Tor's (security) role in the future of the Internet, with Alec Muffett

Tor’s (security) role in the future of the Internet, with Alec Muffett

Tor has a storied reputation in the world of online privacy. The open-source project lets people browse the Internet more anonymously by routing their traffic across different nodes before making a final connection between their device and a desired website. It’s something we’ve discussed previously on Lock and Code, and something that, sometimes, gets a bad reputation because of its relationship to the “dark web.”

But for all the valid discussion about online anonymity, encryption, and privacy, Tor has an entirely different value proposition for people who build and maintain websites, and that is one of security. As explained by our guest Alec Muffett on today’s episode of Lock and Code, hosted by David Ruiz, utilizing Tor can provide organizations with an entirely separate networking stack. And this isn’t just a boon for networking diversity, but also security, Muffett explains.

Under our current system that relies on TCP/IP and HTTP (and increasingly HTTPS), whenever a user types a URL into an address bar in their web browser, multiple security risks are present. A user’s traffic can be intercepted, redirected to another server, routed through another country and surveilled, and, as Muffett explained, for website operators, their DNS servers can be tampered with.

“There are so many security risks up the stack,” Muffett said. “Whereas with onion networking, with Tor networking, the thing that you type into the web browser bar is the cryptographic key of the website that you want to talk to.”

Muffett continued:

It’s from you to them, end-to-end secure.”

Today, on the Lock and Code podcast, we speak with Muffett about the security benefits of onion networking, why an organization would want to launch an onion site for its service, and whether every site in the future should utilize Tor.
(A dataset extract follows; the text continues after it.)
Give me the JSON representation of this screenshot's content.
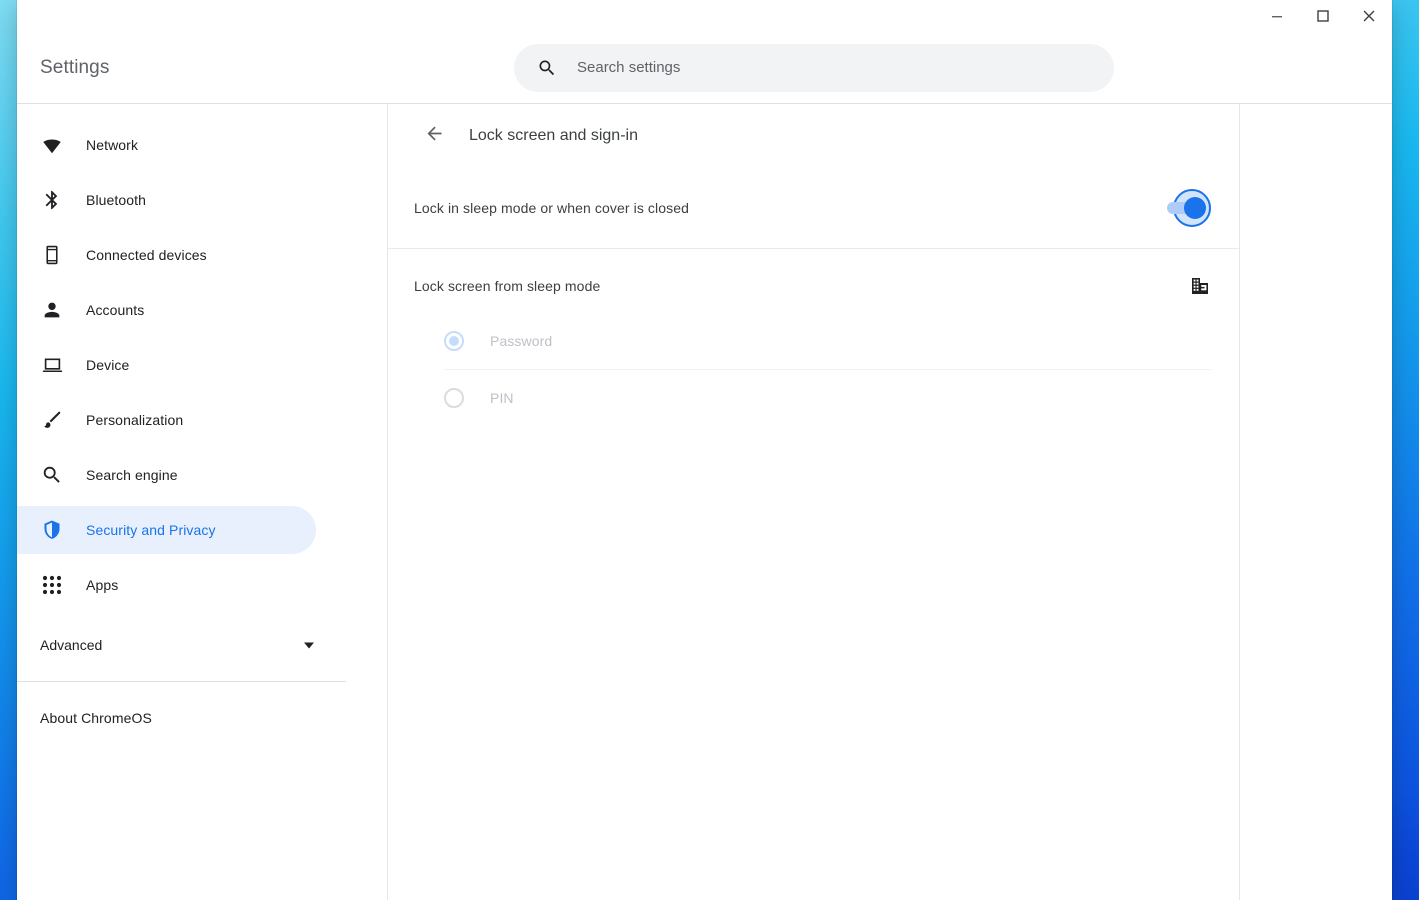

You can also find us on Apple PodcastsSpotify, and Google Podcasts, plus whatever preferred podcast platform you use.

Show notes, resources, and credits:

Why and How you should start using Onion Networking

How WhatsApp uses metadata analysis for spam and abuse fighting:

Alec Muffett’s blog and about page

Intro Music: “Spellbound” by Kevin MacLeod (
Licensed under Creative Commons: By Attribution 4.0 License
Outro Music: “Good God” by Wowa (